Chazelle ironically also references two films by Jacques Demy (Les demoiselles de Rochefort and Les parapluies de Cherbourg), a man whose movies are also meant to be tributes—which technically means that Chazelle is paying homage to someone who is paying homage. But there’s a difference here. Demy took the conventions of the movie musical and deglamorized them. He de-constructed the conventions and recontextualized them.
There’s nothing wrong in referencing old movies. But bring something new to it. Look at Quentin Tarantino. He’s never directed a film that didn’t somehow riff on, expound, point toward or simply rip off at least a half-dozen other movies—which, admittedly, can be a bit onanistic. But he’s also re-mixing, scrambling and owning the result in a way that, at its best, is delightful. (He even took the 1978 title Inglorious Bastards and literally tweaked it into Inglourious Basterds because he liked the misspelled version better).
Spike Lee cribbed Robert Mitchum’s LOVE/HATE finger tattoos and turned them into Radio Raheem’s blinged-out LOVE/HATE brass knuckles in Do the Right Thing. Brian De Palma knocked off the Odessa Steps sequence from Battleship Potemkin for the climactic baby carriage scene in The Untouchables. And George Lucas stole the opening text crawl from Flash Gordon, the basic plot from The Hidden Fortress, the swordplay from The Adventure of Robin Hood, the Death Star attack from The Dam Busters, and the award ceremony from Triumph of the Will when he made his ultimate pastiche, Star Wars.
Poach away, young filmmakers! But if you do, put your own personal twist on it. Reinterpret it. Reinvent it. Make it your own. Under the Silver Lake is a fascinating study of aimlessness, displacement and unmoored youth. Stop using silly movie trivia as a distraction. Hereditary has a gut-wrenching study of familial guilt drawn with horrifying flair. Don’t use a reductive schematic structure that turns the uncanny into the too-clever. La La Land tells a poignant story about how sometimes the ex-love of your life is actually the most important relationship you may ever have. Fine, you can dress it up with derivative dance numbers, but those moments won’t be half as memorable as your premise.
It’s interesting that recent films like Barry Jenkins’ Oscar-winning Moonlight, Greta Gerwig’s Lady Bird and Boots Riley’s upcoming Sorry to Bother You are so original—and lauded as such. They wear their influences lightly, or not at all. Is it possible that women and people of color don’t feel an obligation to reference a film industry that has excluded them for decades? (But this perhaps warrants an essay all its own.)
It’s harder and harder to cut through the white noise of internet-driven (and internet-distracted) pop culture. Maybe having something to say does require a few gimmicks—even if they might come off as pandering catnip for cinephiles.
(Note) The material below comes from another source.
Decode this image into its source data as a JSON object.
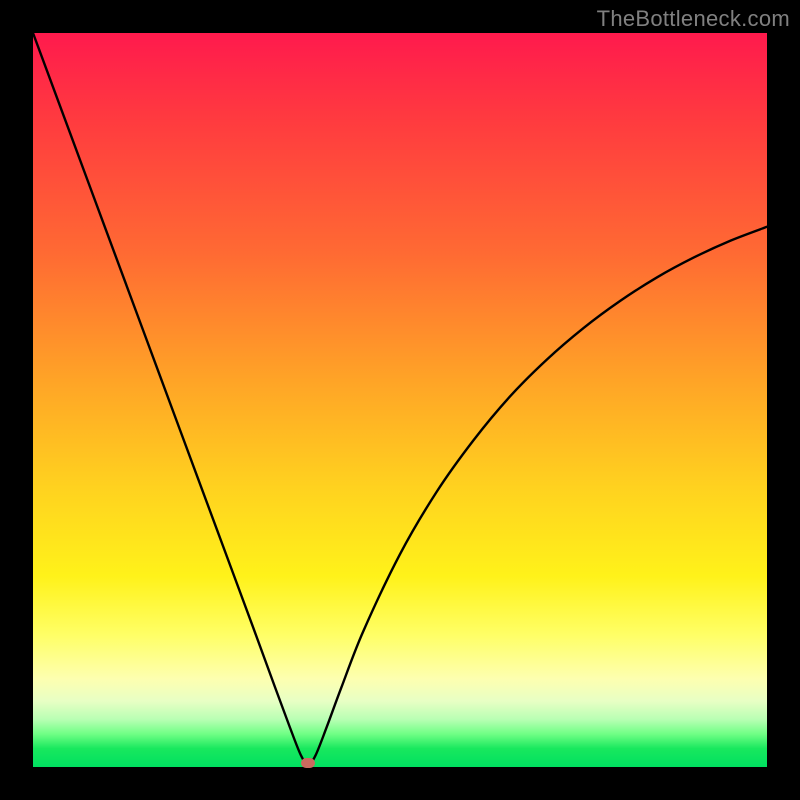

At one point during the Cannes press conference, a journalist asked Mitchell about a mysterious character in his film who’s responsible for secretly ghostwriting all the most popular songs of the past century—neutering the idea that the most adored creative artists were actually capable of individual expression. “Is it still possible to have an original voice?” the reporter asked.
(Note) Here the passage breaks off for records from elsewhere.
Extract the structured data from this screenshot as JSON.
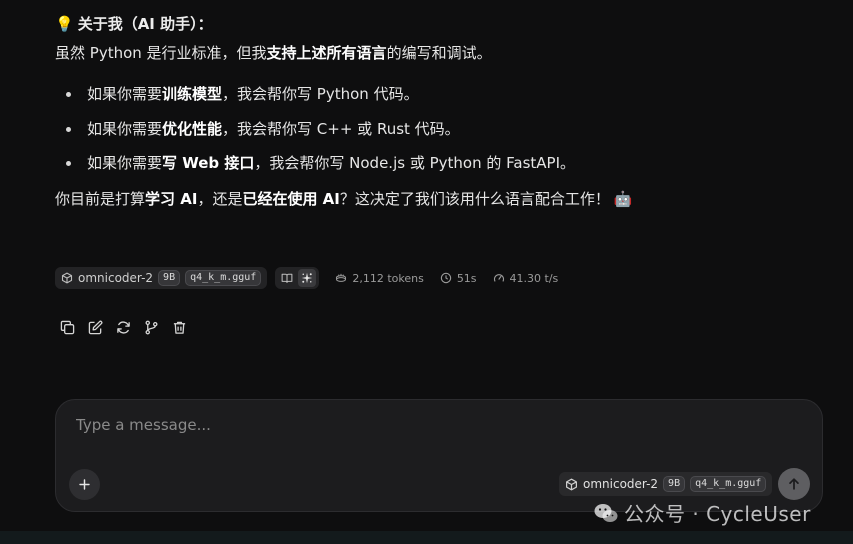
{
  "message": {
    "heading_emoji": "💡",
    "heading": "关于我（AI 助手）：",
    "intro": {
      "part1": "虽然 Python 是行业标准，但我",
      "bold": "支持上述所有语言",
      "part2": "的编写和调试。"
    },
    "points": [
      {
        "pre": "如果你需要",
        "bold": "训练模型",
        "post": "，我会帮你写 Python 代码。"
      },
      {
        "pre": "如果你需要",
        "bold": "优化性能",
        "post": "，我会帮你写 C++ 或 Rust 代码。"
      },
      {
        "pre": "如果你需要",
        "bold": "写 Web 接口",
        "post": "，我会帮你写 Node.js 或 Python 的 FastAPI。"
      }
    ],
    "closing": {
      "part1": "你目前是打算",
      "bold1": "学习 AI",
      "part2": "，还是",
      "bold2": "已经在使用 AI",
      "part3": "？这决定了我们该用什么语言配合工作！",
      "emoji": "🤖"
    }
  },
  "meta": {
    "model_name": "omnicoder-2",
    "model_size": "9B",
    "model_quant": "q4_k_m.gguf",
    "tokens": "2,112 tokens",
    "time": "51s",
    "speed": "41.30 t/s"
  },
  "actions": [
    "copy-icon",
    "edit-icon",
    "regenerate-icon",
    "branch-icon",
    "trash-icon"
  ],
  "composer": {
    "placeholder": "Type a message...",
    "model_name": "omnicoder-2",
    "model_size": "9B",
    "model_quant": "q4_k_m.gguf"
  },
  "watermark": {
    "text": "公众号 · CycleUser"
  },
  "colors": {
    "background": "#0e0e0f",
    "composer_bg": "#1c1c1e",
    "send_button": "#5e5e61"
  }
}
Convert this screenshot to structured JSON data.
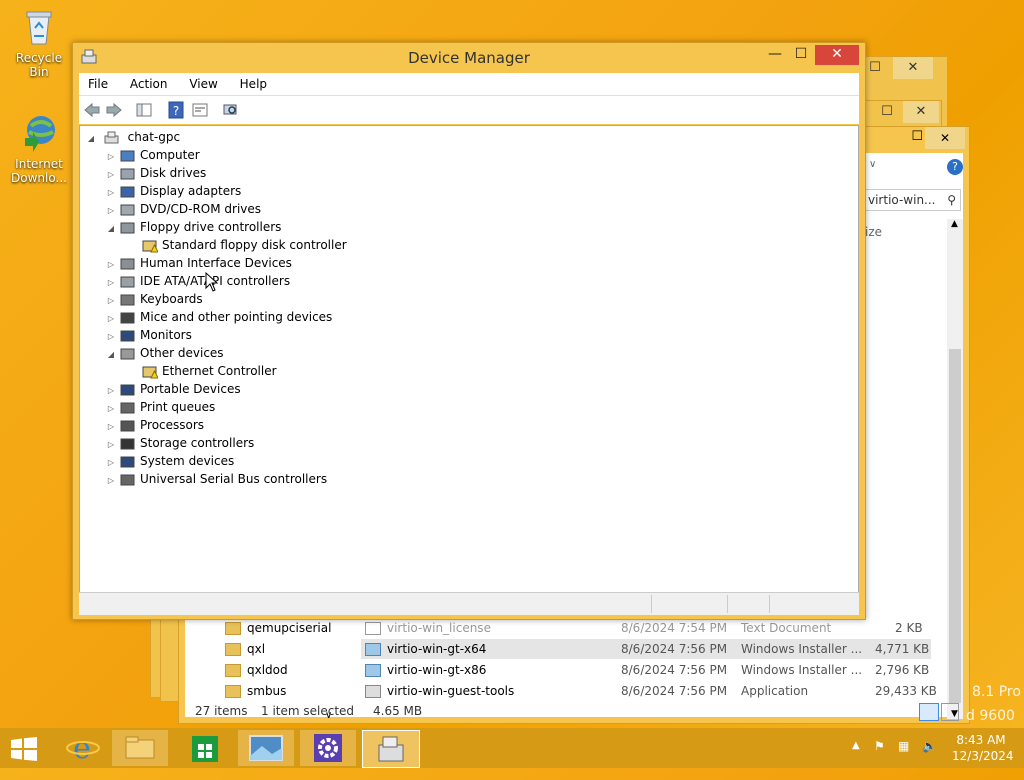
{
  "desktop": {
    "icons": [
      {
        "label": "Recycle Bin",
        "icon": "recycle-bin-icon"
      },
      {
        "label": "Internet Downlo...",
        "icon": "internet-download-manager-icon"
      }
    ],
    "watermark": [
      "8.1 Pro",
      "d 9600"
    ]
  },
  "explorer": {
    "search_placeholder": "virtio-win...",
    "column_size": "ize",
    "folders": [
      "qemupciserial",
      "qxl",
      "qxldod",
      "smbus"
    ],
    "files": [
      {
        "name": "virtio-win_license",
        "date": "8/6/2024 7:54 PM",
        "type": "Text Document",
        "size": "2 KB"
      },
      {
        "name": "virtio-win-gt-x64",
        "date": "8/6/2024 7:56 PM",
        "type": "Windows Installer ...",
        "size": "4,771 KB"
      },
      {
        "name": "virtio-win-gt-x86",
        "date": "8/6/2024 7:56 PM",
        "type": "Windows Installer ...",
        "size": "2,796 KB"
      },
      {
        "name": "virtio-win-guest-tools",
        "date": "8/6/2024 7:56 PM",
        "type": "Application",
        "size": "29,433 KB"
      }
    ],
    "status_items": "27 items",
    "status_selected": "1 item selected",
    "status_size": "4.65 MB"
  },
  "device_manager": {
    "title": "Device Manager",
    "menu": [
      "File",
      "Action",
      "View",
      "Help"
    ],
    "root": "chat-gpc",
    "nodes": [
      {
        "label": "Computer",
        "expanded": false
      },
      {
        "label": "Disk drives",
        "expanded": false
      },
      {
        "label": "Display adapters",
        "expanded": false
      },
      {
        "label": "DVD/CD-ROM drives",
        "expanded": false
      },
      {
        "label": "Floppy drive controllers",
        "expanded": true
      },
      {
        "label": "Standard floppy disk controller",
        "child": true
      },
      {
        "label": "Human Interface Devices",
        "expanded": false
      },
      {
        "label": "IDE ATA/ATAPI controllers",
        "expanded": false
      },
      {
        "label": "Keyboards",
        "expanded": false
      },
      {
        "label": "Mice and other pointing devices",
        "expanded": false
      },
      {
        "label": "Monitors",
        "expanded": false
      },
      {
        "label": "Other devices",
        "expanded": true
      },
      {
        "label": "Ethernet Controller",
        "child": true
      },
      {
        "label": "Portable Devices",
        "expanded": false
      },
      {
        "label": "Print queues",
        "expanded": false
      },
      {
        "label": "Processors",
        "expanded": false
      },
      {
        "label": "Storage controllers",
        "expanded": false
      },
      {
        "label": "System devices",
        "expanded": false
      },
      {
        "label": "Universal Serial Bus controllers",
        "expanded": false
      }
    ]
  },
  "taskbar": {
    "time": "8:43 AM",
    "date": "12/3/2024"
  }
}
“What you say is true,” said Mitchell. “It’s very difficult and it’s probably harder and harder as we go.”